[WHAT YOU HAVE TO DO]:
The records follow. Count the lines holding "options" and give only the number.

[EXTRACTED RECORDS]:

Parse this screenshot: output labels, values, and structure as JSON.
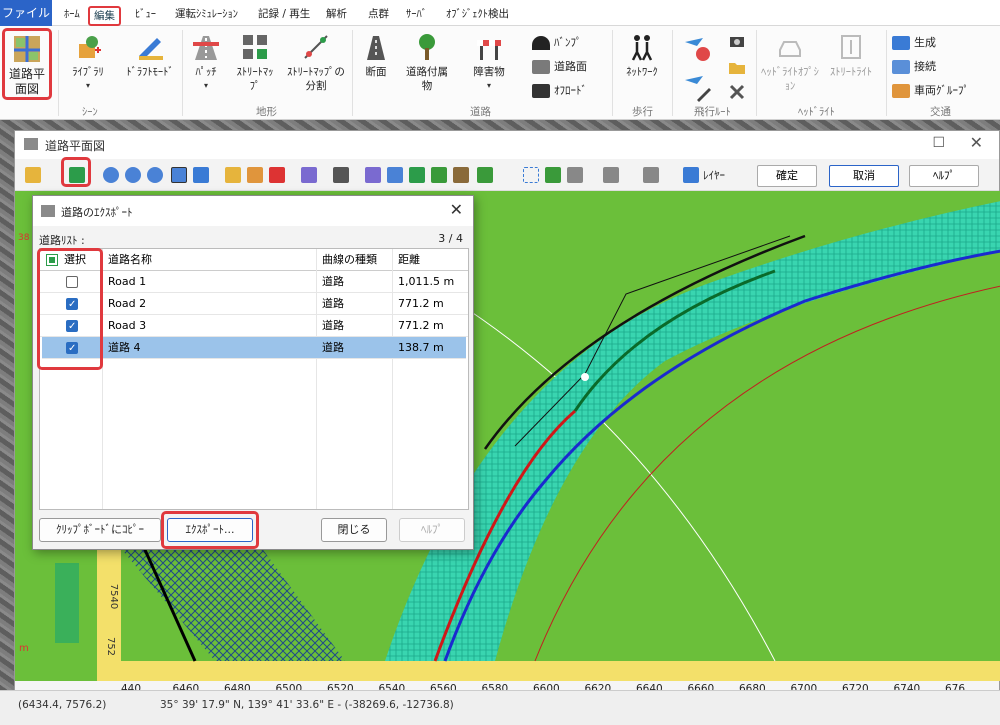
{
  "tabs": {
    "file": "ファイル",
    "home": "ﾎｰﾑ",
    "edit": "編集",
    "view": "ﾋﾞｭｰ",
    "sim": "運転ｼﾐｭﾚｰｼｮﾝ",
    "record": "記録 / 再生",
    "analysis": "解析",
    "inspect": "点群",
    "server": "ｻｰﾊﾞ",
    "object": "ｵﾌﾞｼﾞｪｸﾄ検出"
  },
  "ribbon": {
    "road_plan": "道路平面図",
    "library": "ﾗｲﾌﾞﾗﾘ",
    "draft_mode": "ﾄﾞﾗﾌﾄﾓｰﾄﾞ",
    "patch": "ﾊﾟｯﾁ",
    "street_map": "ｽﾄﾘｰﾄﾏｯﾌﾟ",
    "split_street_map": "ｽﾄﾘｰﾄﾏｯﾌﾟの分割",
    "section": "断面",
    "road_accessory": "道路付属物",
    "obstacle": "障害物",
    "bump": "ﾊﾞﾝﾌﾟ",
    "road_surface": "道路面",
    "offroad": "ｵﾌﾛｰﾄﾞ",
    "network": "ﾈｯﾄﾜｰｸ",
    "headlight_option": "ﾍｯﾄﾞﾗｲﾄｵﾌﾟｼｮﾝ",
    "street_light": "ｽﾄﾘｰﾄﾗｲﾄ",
    "generate": "生成",
    "connect": "接続",
    "vehicle_group": "車両ｸﾞﾙｰﾌﾟ",
    "groups": {
      "scene": "ｼｰﾝ",
      "terrain": "地形",
      "road": "道路",
      "walk": "歩行",
      "flight_route": "飛行ﾙｰﾄ",
      "headlight": "ﾍｯﾄﾞﾗｲﾄ",
      "traffic": "交通"
    }
  },
  "plan_window": {
    "title": "道路平面図",
    "layers": "ﾚｲﾔｰ",
    "confirm": "確定",
    "cancel": "取消",
    "help": "ﾍﾙﾌﾟ",
    "x_ticks": [
      "440",
      "6460",
      "6480",
      "6500",
      "6520",
      "6540",
      "6560",
      "6580",
      "6600",
      "6620",
      "6640",
      "6660",
      "6680",
      "6700",
      "6720",
      "6740",
      "676"
    ],
    "y_ticks": [
      "7540",
      "752"
    ],
    "left_tick": "38",
    "left_unit": "m"
  },
  "dialog": {
    "title": "道路のｴｸｽﾎﾟｰﾄ",
    "list_label": "道路ﾘｽﾄ :",
    "count": "3 / 4",
    "columns": {
      "select": "選択",
      "name": "道路名称",
      "curve": "曲線の種類",
      "distance": "距離"
    },
    "rows": [
      {
        "name": "Road 1",
        "curve": "道路",
        "distance": "1,011.5 m",
        "checked": false,
        "selected": false
      },
      {
        "name": "Road 2",
        "curve": "道路",
        "distance": "771.2 m",
        "checked": true,
        "selected": false
      },
      {
        "name": "Road 3",
        "curve": "道路",
        "distance": "771.2 m",
        "checked": true,
        "selected": false
      },
      {
        "name": "道路 4",
        "curve": "道路",
        "distance": "138.7 m",
        "checked": true,
        "selected": true
      }
    ],
    "copy_clipboard": "ｸﾘｯﾌﾟﾎﾞｰﾄﾞにｺﾋﾟｰ",
    "export": "ｴｸｽﾎﾟｰﾄ...",
    "close": "閉じる",
    "help": "ﾍﾙﾌﾟ"
  },
  "status": {
    "local": "(6434.4, 7576.2)",
    "geo": "35° 39' 17.9\" N, 139° 41' 33.6\" E  -  (-38269.6, -12736.8)"
  },
  "colors": {
    "accent": "#2b64c8",
    "highlight": "#e0393e",
    "canvas": "#6bbf3a",
    "road_band": "#39d5b0",
    "selected_row": "#9bc3ea"
  }
}
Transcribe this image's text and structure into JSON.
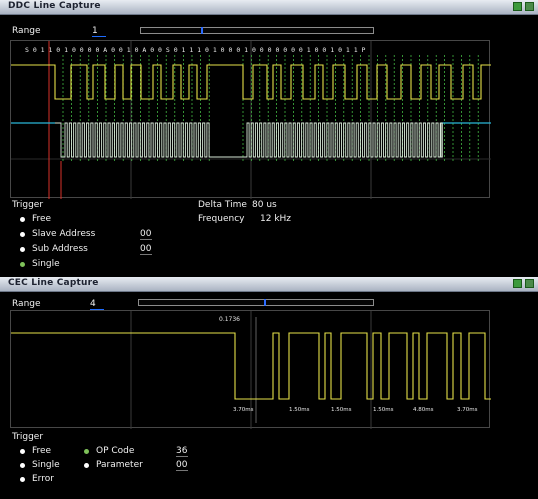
{
  "ddc": {
    "title": "DDC Line Capture",
    "range_label": "Range",
    "range_value": "1",
    "bits_label": "S  0  1 1 0 1 0 0 0 0 A 0 0 1 0 A 0 0      S  0  1 1 1 0 1 0  0 0 1 0 0 0 0 0  0 0 1 0  0 1 0  1 1      P",
    "trigger": {
      "label": "Trigger",
      "free": "Free",
      "slave_address": "Slave Address",
      "slave_address_value": "00",
      "sub_address": "Sub Address",
      "sub_address_value": "00",
      "single": "Single",
      "selected": "single"
    },
    "delta_time_label": "Delta Time",
    "delta_time_value": "80 us",
    "frequency_label": "Frequency",
    "frequency_value": "12 kHz"
  },
  "cec": {
    "title": "CEC Line Capture",
    "range_label": "Range",
    "range_value": "4",
    "top_label": "0.1736",
    "timing_labels": [
      "3.70ms",
      "1.50ms",
      "1.50ms",
      "1.50ms",
      "4.80ms",
      "3.70ms"
    ],
    "trigger": {
      "label": "Trigger",
      "free": "Free",
      "single": "Single",
      "error": "Error",
      "op_code": "OP Code",
      "op_code_value": "36",
      "parameter": "Parameter",
      "parameter_value": "00",
      "selected": "op_code"
    }
  },
  "colors": {
    "sda": "#e6e24a",
    "scl": "#d8e8d8",
    "cursor_blue": "#29b7d8",
    "cursor_red": "#d8322a",
    "dashed": "#4ccf4c",
    "accent": "#1e6cff"
  }
}
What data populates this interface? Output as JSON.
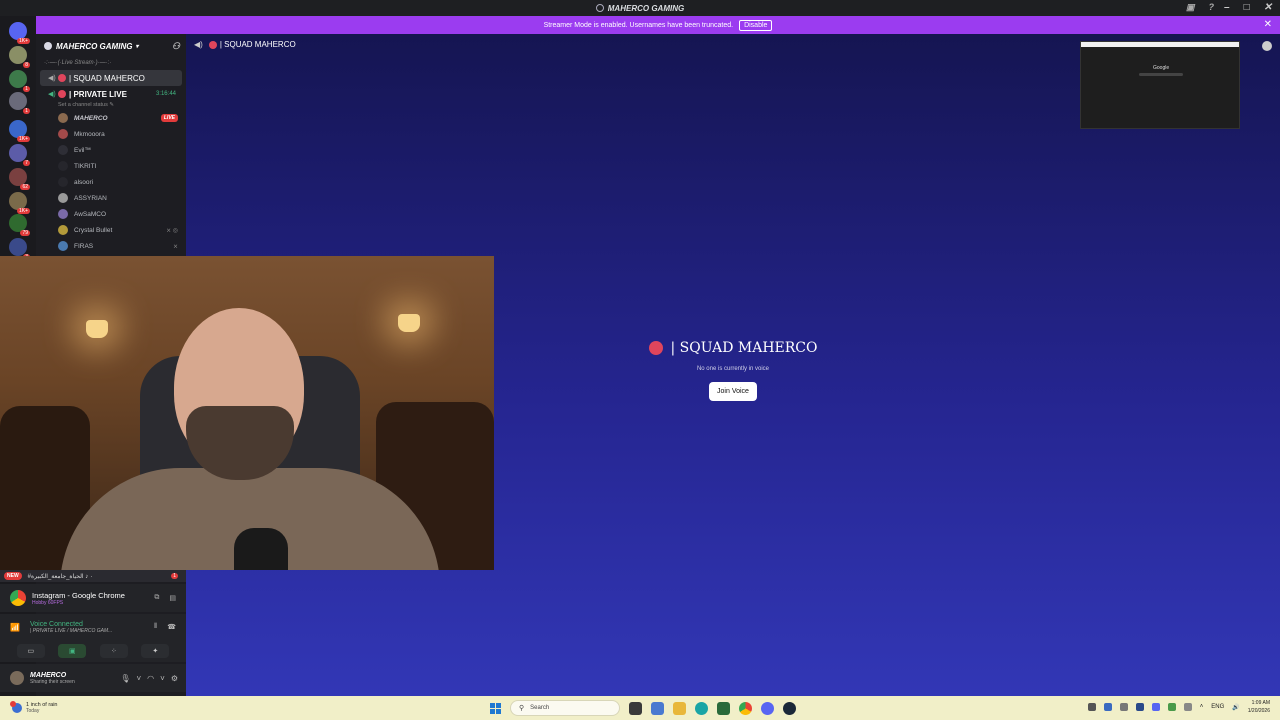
{
  "window": {
    "title": "MAHERCO GAMING"
  },
  "banner": {
    "text": "Streamer Mode is enabled. Usernames have been truncated.",
    "disable_label": "Disable"
  },
  "rail_badges": [
    "1K+",
    "8",
    "1",
    "1",
    "1K+",
    "7",
    "62",
    "1K+",
    "79",
    "3"
  ],
  "sidebar": {
    "guild_name": "MAHERCO GAMING",
    "category": "·:·—·(·Live Stream·)·—·:·",
    "channels": [
      {
        "name": "| SQUAD MAHERCO",
        "active": true
      },
      {
        "name": "| PRIVATE LIVE",
        "timer": "3:16:44",
        "status": "Set a channel status"
      }
    ],
    "voice_users": [
      {
        "name": "MAHERCO",
        "live": "LIVE"
      },
      {
        "name": "Mkmooora"
      },
      {
        "name": "Evil™"
      },
      {
        "name": "TIKRITI"
      },
      {
        "name": "alsoori"
      },
      {
        "name": "ASSYRIAN"
      },
      {
        "name": "AwSaMCO"
      },
      {
        "name": "Crystal Bullet"
      },
      {
        "name": "FIRAS"
      }
    ]
  },
  "stage": {
    "header": "| SQUAD MAHERCO",
    "title": "| SQUAD MAHERCO",
    "subtitle": "No one is currently in voice",
    "join_label": "Join Voice",
    "preview_logo": "Google"
  },
  "dm_row": {
    "new": "NEW",
    "text": "#٠ ♪ الحياة_جامعة_الكبيرة",
    "count": "1"
  },
  "activity": {
    "title": "Instagram - Google Chrome",
    "sub": "Hobby 60FPS"
  },
  "voice": {
    "status": "Voice Connected",
    "channel": "| PRIVATE LIVE / MAHERCO GAM..."
  },
  "user": {
    "name": "MAHERCO",
    "status": "Sharing their screen"
  },
  "taskbar": {
    "weather_line1": "1 inch of rain",
    "weather_line2": "Today",
    "search_placeholder": "Search",
    "lang": "ENG",
    "time": "1:09 AM",
    "date": "1/20/2026"
  },
  "colors": {
    "accent_banner": "#9b3cf0",
    "live_red": "#e23b3b",
    "voice_green": "#43b581"
  }
}
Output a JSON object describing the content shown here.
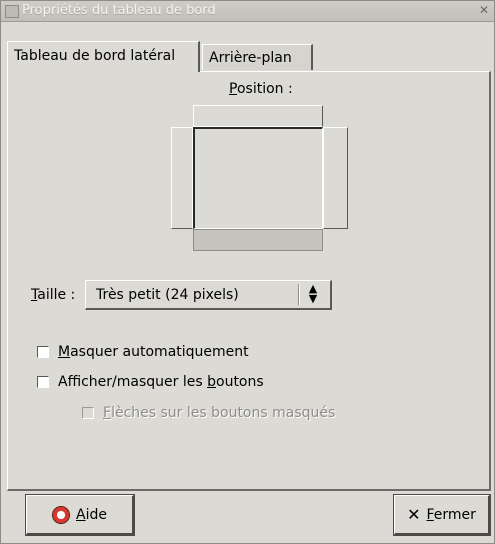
{
  "window": {
    "title": "Propriétés du tableau de bord"
  },
  "tabs": [
    {
      "label": "Tableau de bord latéral"
    },
    {
      "label": "Arrière-plan"
    }
  ],
  "position": {
    "label_mnemonic": "P",
    "label_rest": "osition :"
  },
  "size": {
    "label_mnemonic": "T",
    "label_rest": "aille :",
    "selected_value": "Très petit (24 pixels)"
  },
  "options": {
    "autohide": {
      "mnemonic": "M",
      "rest": "asquer automatiquement",
      "checked": false
    },
    "hide_buttons": {
      "prefix": "Afficher/masquer les ",
      "mnemonic": "b",
      "rest": "outons",
      "checked": false
    },
    "arrows": {
      "mnemonic": "F",
      "rest": "lèches sur les boutons masqués",
      "checked": false,
      "disabled": true
    }
  },
  "buttons": {
    "help": {
      "mnemonic": "A",
      "rest": "ide",
      "icon": "lifebuoy-icon"
    },
    "close": {
      "mnemonic": "F",
      "rest": "ermer",
      "icon": "close-icon"
    }
  },
  "colors": {
    "background": "#dcdad5",
    "titlebar": "#c8c5bf",
    "disabled_text": "#8e8c87"
  }
}
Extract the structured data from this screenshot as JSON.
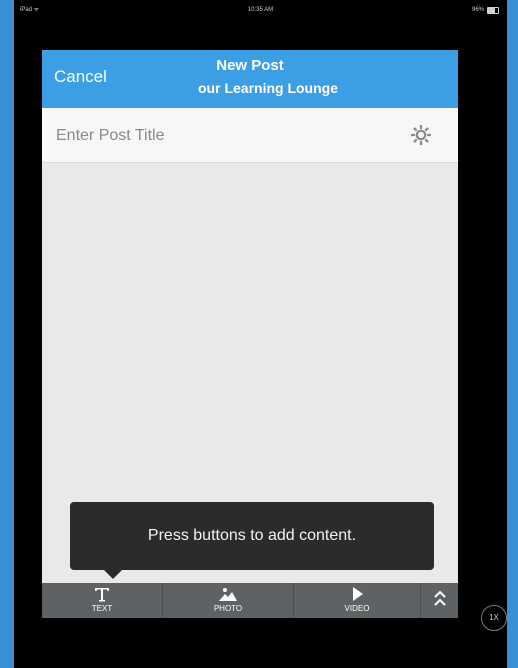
{
  "status_bar": {
    "carrier": "iPad ᯤ",
    "time": "10:35 AM",
    "battery": "96%"
  },
  "nav": {
    "cancel_label": "Cancel",
    "title": "New Post",
    "subtitle": "our Learning Lounge"
  },
  "post_title_input": {
    "placeholder": "Enter Post Title",
    "value": ""
  },
  "tooltip": {
    "text": "Press buttons to add content."
  },
  "toolbar": {
    "text_label": "TEXT",
    "photo_label": "PHOTO",
    "video_label": "VIDEO"
  },
  "zoom_badge": "1X",
  "colors": {
    "nav_blue": "#3c9ee5",
    "toolbar_gray": "#5f6264",
    "tooltip_dark": "#2b2b2b"
  }
}
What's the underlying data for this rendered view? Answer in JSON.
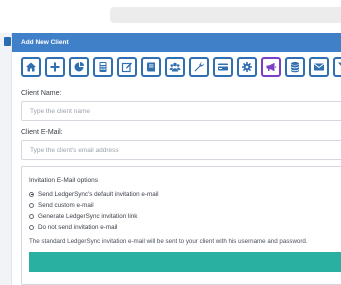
{
  "panel": {
    "title": "Add New Client"
  },
  "toolbar": {
    "buttons": [
      {
        "icon": "home-icon"
      },
      {
        "icon": "plus-icon"
      },
      {
        "icon": "pie-chart-icon"
      },
      {
        "icon": "calculator-icon"
      },
      {
        "icon": "edit-icon"
      },
      {
        "icon": "book-icon"
      },
      {
        "icon": "users-icon"
      },
      {
        "icon": "wrench-icon"
      },
      {
        "icon": "credit-card-icon"
      },
      {
        "icon": "gear-icon"
      },
      {
        "icon": "megaphone-icon"
      },
      {
        "icon": "database-icon"
      },
      {
        "icon": "envelope-icon"
      },
      {
        "icon": "filter-icon"
      }
    ],
    "active_icon": "megaphone-icon",
    "accent_color": "#2f6fb2",
    "active_color": "#7b3fc4"
  },
  "form": {
    "client_name_label": "Client Name:",
    "client_name_placeholder": "Type the client name",
    "client_email_label": "Client E-Mail:",
    "client_email_placeholder": "Type the client's email address"
  },
  "invitation": {
    "title": "Invitation E-Mail options",
    "options": [
      {
        "label": "Send LedgerSync's default invitation e-mail",
        "checked": true
      },
      {
        "label": "Send custom e-mail",
        "checked": false
      },
      {
        "label": "Generate LedgerSync invitation link",
        "checked": false
      },
      {
        "label": "Do not send invitation e-mail",
        "checked": false
      }
    ],
    "info_text": "The standard LedgerSync invitation e-mail will be sent to your client with his username and password."
  },
  "colors": {
    "header_blue": "#3f80c8",
    "teal_bar": "#2ab0a0"
  }
}
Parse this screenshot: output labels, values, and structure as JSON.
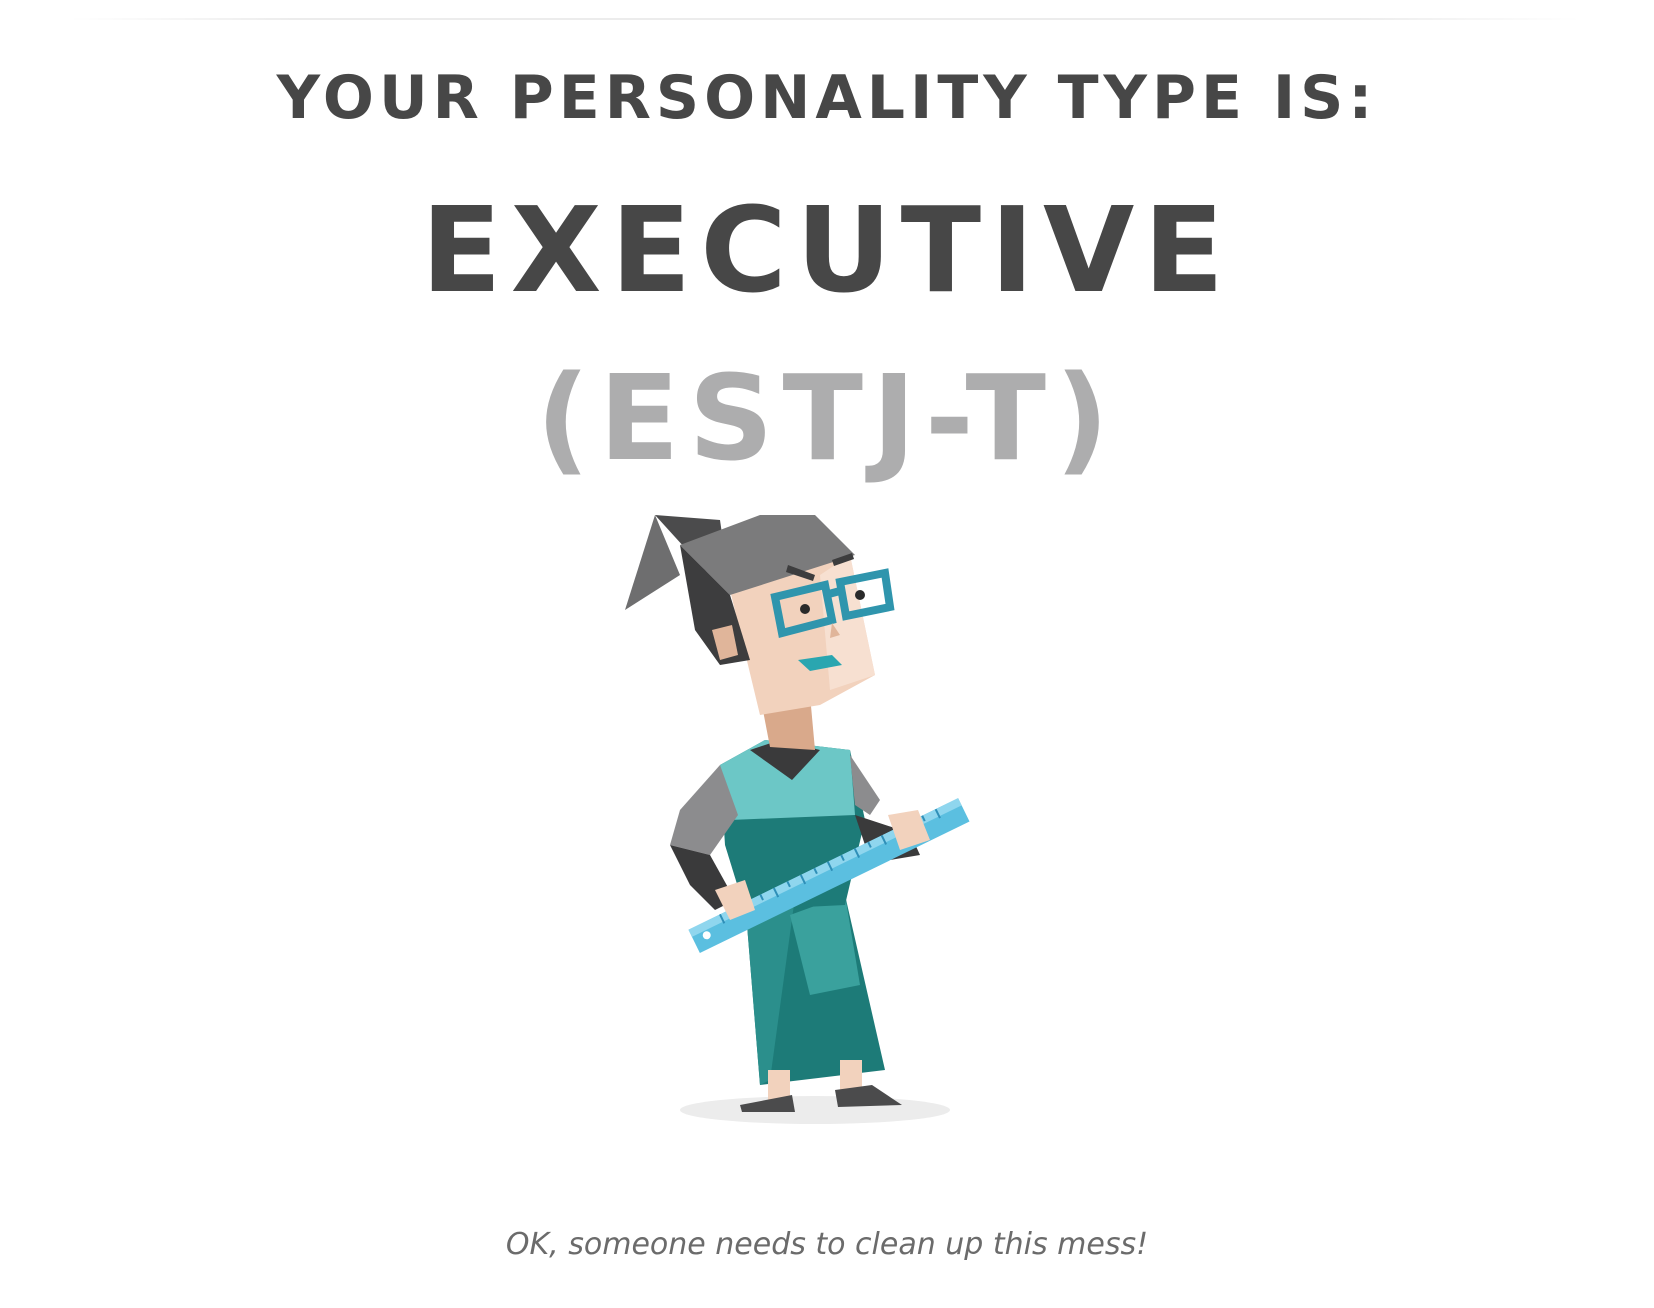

[RESPONSE TO THE TASK]:
3